by Dirk Ehnts
When bubbles burst … some Norwegians are unhappy. This is an unusual thing, enough so that a film crew was sent to make a 90 minute feature on the question of why. I have seen the movie as a sneak preview at the Minsky Summer Seminar together with some of the academics that appeared in the movie. They know where their comparative advantage is, and have been lecturing without any super star ambitions.The movie is quite nice. The film team is going to the US to explore what happened to the money. The good Norwegians visit Detroit and are shocked. The images of Detroit show a city in despair, with homes foreclosed and sold on the market for little more than $10,000. The documentary part is interrupted by interviews with economists that had been predicting the way the crisis would evolve before it happened. The story told is thus far the best of the recent movies (Inside Job, Margin Call) that dealt with the crisis (although ‘Inside Job’ basically tells the same story). While the explanation is certainly not new, the visual images do their part to fully grasp the width of the story. When in the 1980s Gordon Gekko ‘proved’ that greed is good, this movie will hopefully lead young people to abandon careers in finance and work on something more useful. I leave you with the trailer:

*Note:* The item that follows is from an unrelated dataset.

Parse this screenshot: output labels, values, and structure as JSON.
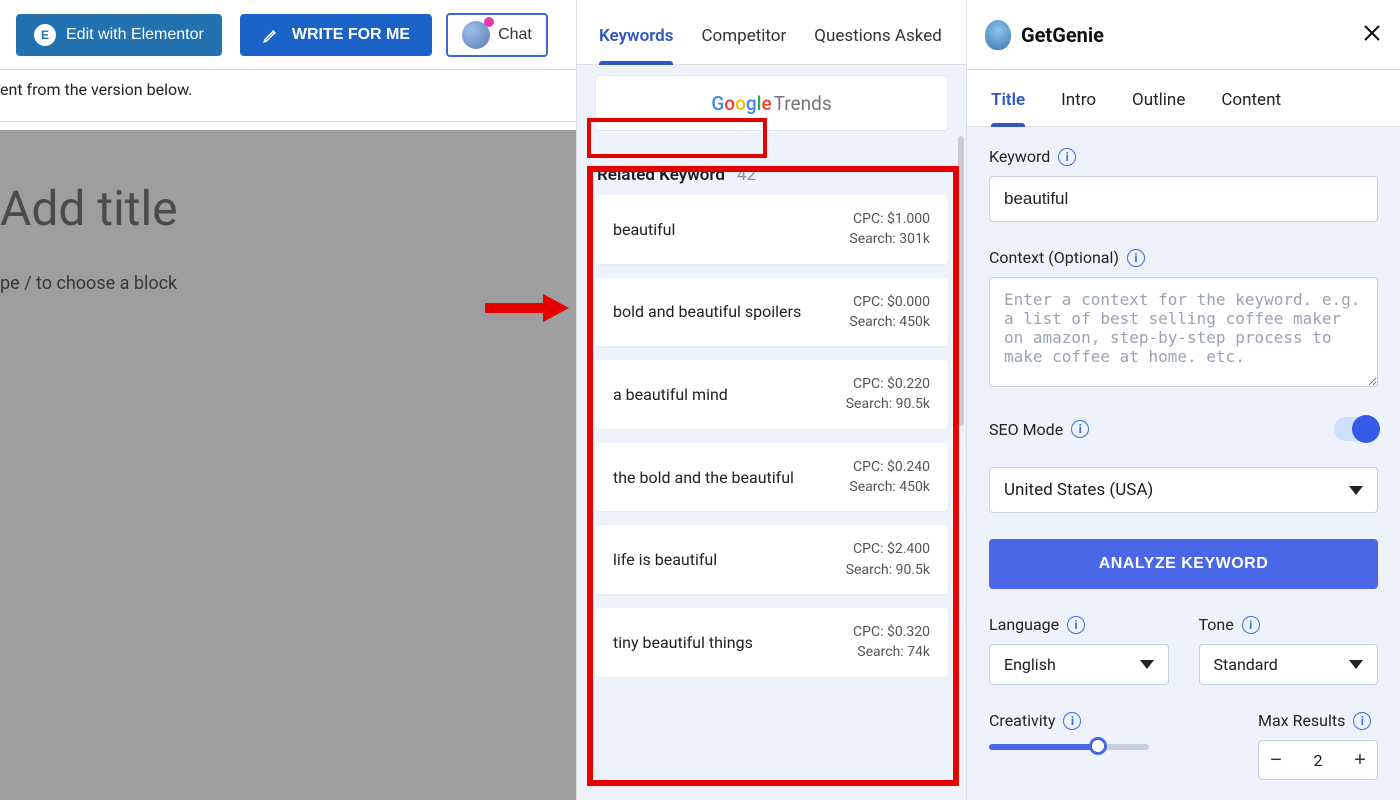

About the Author
Dr. Dirk Ehnts is a research assistant at the Carl-von-Ossietzky University of Oldenburg (Germany). His focus is on economic integration and economic geography, covering trade, macro and development. He is working at the chair for international economics since 2006 and has recently co-authored a book on Innovation and International Economic Relations (in German). Ehnts has written at his own blog since 2007: Econblog 101. Curriculum Vitae.